    Laparoscopy is a broad term that describes looking into the abdomen through a scope.
  37. Lavage
    Lavage is the cleansing irrigation of an organ or cavity.
  38. Lesion
    A lesion is a localized pathological change in a bodily organ or tissue.
  39. Ligate/Ligation
    Ligate means to place a constricting tie, generally done to control bleeding.  Ligation is the procedure for tying off a vessel or duct with a ligature.
  40. Ligature
    A ligature is any material, such as thread or wire, used for tying a blood vessel or to constrict a body structure.
  41. Lumen
    Lumen is the space within an artery, vein, intestine, or tube.
  42. Malignant
    Malignant is a term generally referring to tumors indicating their tendency to spread and invade neighboring or distant parts of the body.
  43. Mobilize
    Mobilize means to make moveable, to free up a structure to be repositioned or removed by freeing attachments, ligaments, and/or blood vessels and ducts.
  44. Monopolar
    Monopolar means using one terminal only.  In monopolar electrosurgery, the active electrode is in the surgical site. The patient return electrode is somewhere else on the patient’s body.
  45. Morcellate
    Morcellate means to remove piece by piece.
  46. Necrosis
    Necrosis is the local death of body tissue.  It is caused by external factors, such as infection, toxins, or trauma.
  47. Occlude
    Occlude means to close up or join together.
  48. Patent
    Patent means open or unobstructed, particularly referring to a tube or duct.
  49. Pedunculated
    Pedunculated means having a pedicle or stem.
  50. Perforation
    Perforation is the act or process of making a hole, such as that caused by ulceration.
  51. Pelvic Inflammatory Disease (also known as PID)
    Pelvic Inflammatory Disease (also known as PID) is an ascending infection from the vagina or cervix to the uterus, fallopian tubes, and broad ligaments.
  52. Pneumoperitoneum
    Pneumoperitoneum is a condition in which air or gas (such as CO2) is introduced into the peritoneal cavity to aid in laparoscopic visualization.
  53. Polyp
    Polyps are a type of tumor generally protruding into a body cavity (such as the colon) from a narrow base.  Polyps are usually benign.
  54. Prolapse
    Prolapse is the abnormal dropping down of an organ from its usual position, particularly the uterus, kidney, or stomach.
  55. Prosthesis
    A prosthesis is an artificial organ or body part.
  56. Reflux
    Reflux refers to a return or backward flow.
  57. Resect
    Resect means to excise or remove all, or a large portion of an organ.
  58. Retraction
    Retraction means to hold back or restrain parts of organs which have been intentionally displaced away from the operative site.
  59. Roux-en-Y
    In French, Roux-en-Y means a Y in the road. In medical terminology, it refers to a division and reconnection of the small bowel forming an anastomotic intersection lower in the intestinal tract.  For example, gastric bypass surgery for obesity.

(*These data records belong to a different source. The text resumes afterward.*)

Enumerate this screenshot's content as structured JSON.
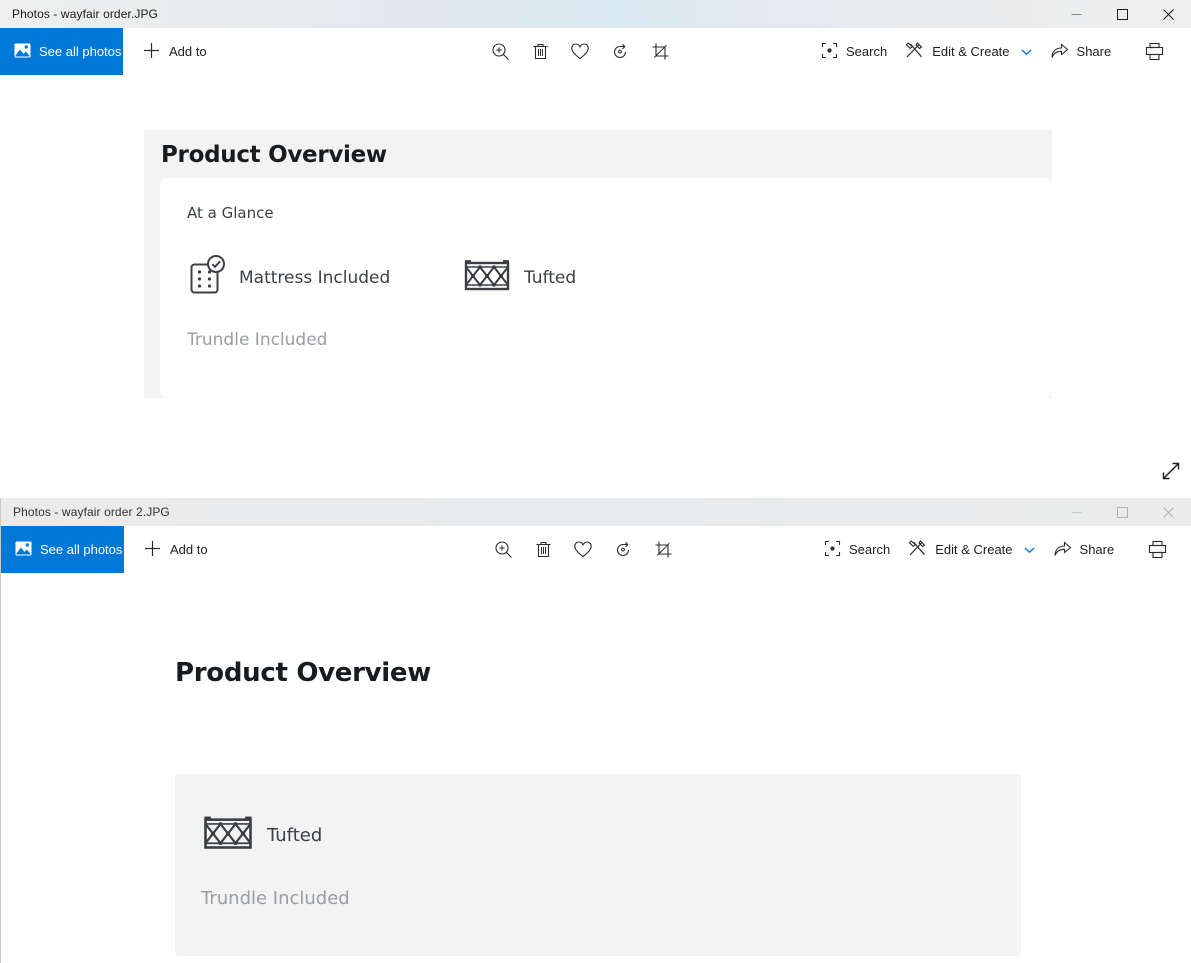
{
  "windows": [
    {
      "id": "window-1",
      "title": "Photos - wayfair order.JPG",
      "active": true,
      "toolbar": {
        "see_all_photos": "See all photos",
        "add_to": "Add to",
        "search": "Search",
        "edit_and_create": "Edit & Create",
        "share": "Share",
        "icons": {
          "see_all_photos": "photos-icon",
          "add_to": "plus-icon",
          "zoom": "zoom-in-icon",
          "delete": "trash-icon",
          "favorite": "heart-icon",
          "rotate": "rotate-icon",
          "crop": "crop-icon",
          "search": "search-focus-icon",
          "edit_create": "edit-create-icon",
          "edit_create_chevron": "chevron-down-icon",
          "share": "share-icon",
          "print": "printer-icon",
          "more": "ellipsis-icon"
        }
      },
      "window_controls": {
        "minimize": "minimize-icon",
        "maximize": "maximize-icon",
        "close": "close-icon"
      },
      "photo": {
        "heading": "Product Overview",
        "section_label": "At a Glance",
        "features": [
          {
            "label": "Mattress Included",
            "icon": "mattress-included-icon"
          },
          {
            "label": "Tufted",
            "icon": "tufted-icon"
          }
        ],
        "note": "Trundle Included"
      },
      "expand_icon": "expand-diagonal-icon"
    },
    {
      "id": "window-2",
      "title": "Photos - wayfair order 2.JPG",
      "active": false,
      "toolbar": {
        "see_all_photos": "See all photos",
        "add_to": "Add to",
        "search": "Search",
        "edit_and_create": "Edit & Create",
        "share": "Share",
        "icons": {
          "see_all_photos": "photos-icon",
          "add_to": "plus-icon",
          "zoom": "zoom-in-icon",
          "delete": "trash-icon",
          "favorite": "heart-icon",
          "rotate": "rotate-icon",
          "crop": "crop-icon",
          "search": "search-focus-icon",
          "edit_create": "edit-create-icon",
          "edit_create_chevron": "chevron-down-icon",
          "share": "share-icon",
          "print": "printer-icon",
          "more": "ellipsis-icon"
        }
      },
      "window_controls": {
        "minimize": "minimize-icon",
        "maximize": "maximize-icon",
        "close": "close-icon"
      },
      "photo": {
        "heading": "Product Overview",
        "features": [
          {
            "label": "Tufted",
            "icon": "tufted-icon"
          }
        ],
        "note": "Trundle Included"
      }
    }
  ],
  "colors": {
    "accent": "#0078d7",
    "titlebar": "#eceef0",
    "panel_bg": "#f3f3f4",
    "heading": "#191c1f",
    "body_text": "#3b3f43",
    "muted_text": "#9a9da1"
  }
}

  60. Sessile
    Sessile means having a broad base as opposed to having a peduncle or stem, particularly as related to tumors.
  61. Stricture
    A stricture is a narrowing or constriction of the lumen of a tube, duct, or hollow organ such as the esophagus, ureter, or urethra.  Acquired strictures may result from infection, trauma, fibrosis resulting from mechanical or chemical irritation, muscular spasm, or pressure from adjacent structures or tumors. They may be temporary or permanent, depending on the cause.
  62. Thoracoscopy
    Thoracoscopy is a broad term that describes looking into the thoracic cavity through a scope.
  63. Transect
    Transect means to cut across tissue or an organ.
  64. Tympany
    Tympany is a hollow sound heard when the abdominal wall is tapped over the air-distended intestines or stomach, or when the peritoneal cavity has achieved pneumoperitoneum.
  65. Ulcer/Ulceration
    Ulceration refers to suppuration (which is pus formation) occurring on a free surface such as on the skin or on a mucous membrane to form an ulcer.
  66. Viscera
    Viscera refers to the internal organs enclosed within a cavity, especially the abdominal organs.
Card Set
Surgical Terminology.txt
Surgical Terminology